**Assigned task**
Within the records, which lines hold the string "icon"? Report each one by copying it.

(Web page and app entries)
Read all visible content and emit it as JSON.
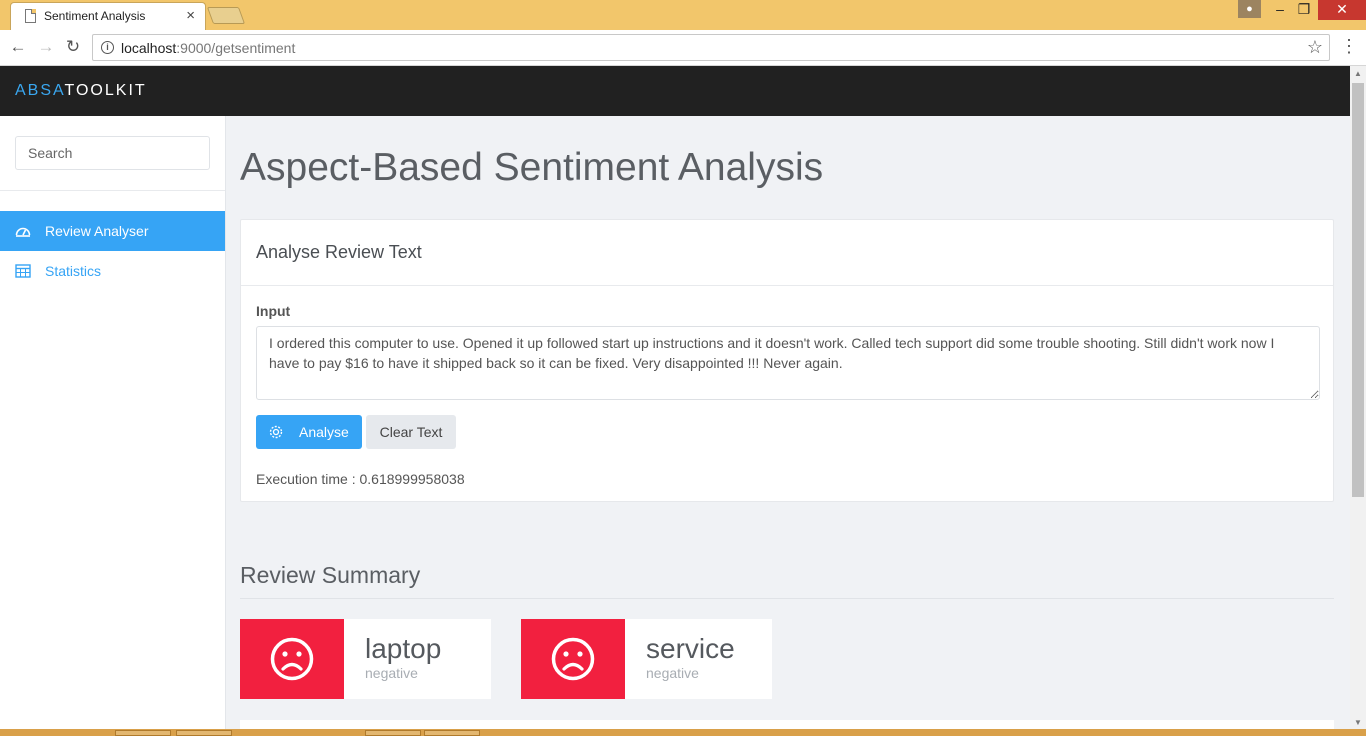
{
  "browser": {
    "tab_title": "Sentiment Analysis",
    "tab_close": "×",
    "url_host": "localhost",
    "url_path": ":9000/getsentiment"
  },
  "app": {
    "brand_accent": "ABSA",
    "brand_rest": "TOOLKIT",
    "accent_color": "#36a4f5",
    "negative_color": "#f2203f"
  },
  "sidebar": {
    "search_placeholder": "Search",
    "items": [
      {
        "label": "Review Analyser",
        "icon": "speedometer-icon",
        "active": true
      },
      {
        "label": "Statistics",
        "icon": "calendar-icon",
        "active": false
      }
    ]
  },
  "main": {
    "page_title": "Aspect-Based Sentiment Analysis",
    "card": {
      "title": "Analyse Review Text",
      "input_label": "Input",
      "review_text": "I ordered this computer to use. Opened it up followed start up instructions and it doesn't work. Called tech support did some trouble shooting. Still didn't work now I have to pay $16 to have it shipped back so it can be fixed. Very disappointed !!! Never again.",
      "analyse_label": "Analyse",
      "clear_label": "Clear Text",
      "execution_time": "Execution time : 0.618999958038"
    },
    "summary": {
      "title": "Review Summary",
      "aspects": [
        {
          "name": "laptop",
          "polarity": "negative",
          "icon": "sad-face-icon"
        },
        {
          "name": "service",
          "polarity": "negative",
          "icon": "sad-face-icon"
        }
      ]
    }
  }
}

**Result below**
        "icon": "speedometer-icon",
        "icon": "calendar-icon",
          "icon": "sad-face-icon"
          "icon": "sad-face-icon"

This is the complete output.